“When I heard Heartbreak Hotel, l knew what l wanted to do in life. It was as plain as day. All l wanted to do in the world was to be able to play and sound like that. everyone else wanted to be Elvis, l wanted to be Scotty….Keith Richards.
Scotty Moore served as Elvis Presley’s guitarist from 1954 to 1958, widely regarded as Presley’s golden years. Moore was a participant in the historic early sessions at Sun Recording Studio that mark the birth of rock and roll. It was on Monday, July 5, 1954, that Presley, Moore and bassist Bill Black broke into bluesman Arthur Cruddup’s “That’s All Right” in a freewheeling style that brought together country and blues. They took a similarly approach to bluegrass legend Bill Monroe’s “Blue Moon of Kentucky.” With these spontaneous breakthroughs, conceived in the most innocent and intuitive way, both sides of Presley’s legendary first single and the first new strains of rock and roll were in the can. Notably, the single (Sun 209) was credited to “Elvis Presley, Scotty and Bill.”
Moore was born Winfield Scott Moore III on a farm near Gadsden, Tennessee, in 1931. He began playing guitar when he was eight years old. Then, in November 1948, when he was 16 years old, he enlisted in the U.S. Navy. He served in Korea and China before being discharged in January 1952. When he returned to the U.S., he moved to Memphis. A devotee of Nashville guitarist Chet Atkins, he formed a band called the Starlite Wranglers with bassist Bill Black.

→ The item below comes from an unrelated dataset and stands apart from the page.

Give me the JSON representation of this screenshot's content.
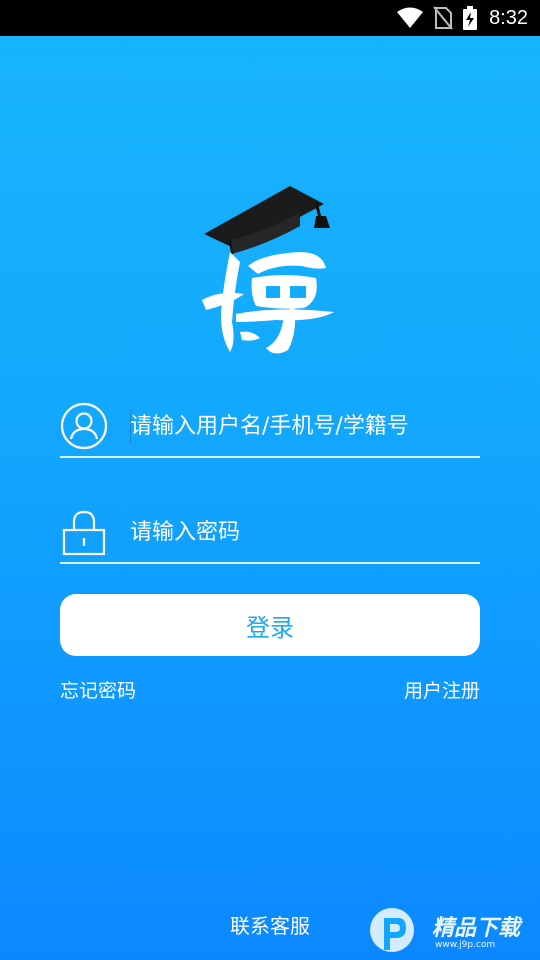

The group began working with Sam Phillips at Sun Records, and it was Phillips who teamed Moore and Black up with Presley.
Moore’s early background was in jazz and country, and he put these influences to use by counterpointing Presley’s vocals with melodic yet forceful solos that helped launch the rockabilly revolution. As journalist Colin Escott noted, “The first generation of kids who grew up wanting to play rock and roll cut their teeth on Scotty Moore’s solos.” This observation was confirmed by Rolling Stones guitarist Keith Richards, who said: “Everyone else wanted to be Elvis. I wanted to be Scotty.”
Moore, Black, Presley and drummer D.J. Fontana became the Blue Moon Boys, and they toured the country and appeared on numerous television shows. Moore also served as Presley’s first manager. He played guitar on many of Presley’s most famous recordings, including “Good Rockin’ Tonight,” “Baby Let’s Play House,” “Mystery Train,” “Hound Dog” and “Jailhouse Rock.” Moore also appeared in three Presley films: Loving You, Jailhouse Rock and King Creole. Then, in March 1958, Moore and Black quit the band in a dispute over wages.
Moore then started his own label, Fernwood Records, and he produced “Tragedy,” by Thomas Wayne Perkins, the brother of Johnny Cash’s guitarist, Luther Perkins. In 1960, he began serving as the production manager at Sam Phillips’ Memphis Recording Service.
Moore moved to Nashville in 1964. That same year he released an album of instrumentals called The Guitar That Changed the World. In addition to working as an engineer and session musician, he played on many of Presley’s Nashville sessions at RCA’s Studio B. In 1966, Moore set up his own Nashville studio, Music City Recorders, and started a label called Belle Meade Records.
In 1968, Moore and Fontana rejoined Presley for the televised “comeback special” (bassist Black had died in 1965). The show was filmed at NBC’s Burbank studio in California. Two years later, Moore engineered Ringo Starr’s Beaucoup of Blues album for Apple Records.
In 1992, Moore returned to Memphis, where he recorded an album with Carl Perkins called 706 ReUnion: A Sentimental Journey. In 1994, he recorded an album with Sonny Burgess that was produced by Garry Tallent of Bruce Springsteen’s E Street Band. Three years later, he and Fontana reunited for an album entitled All the King’s Men that featured all-star backing by acolytes of the two Presley sideman, including Keith Richards, Jeff Beck, Ron Wood and Levon Helm.
Moore has continued to tour and record into the 21st Century. In April 1999, he toured the U.K., where he met George Harrison and Robert Plant. Four years later, in April 2003, he recorded an album with Alvin Lee of Ten Years After. And in 2007, he released two CDs, The Mighty Handful, Volumes I and II.
In 2002, Scotty Moore won the Orville H. Gibson Lifetime Achievement Award, and Rolling Stone magazine ranked him at Number 44 on its list of the 100 Greatest Guitarists of All Time.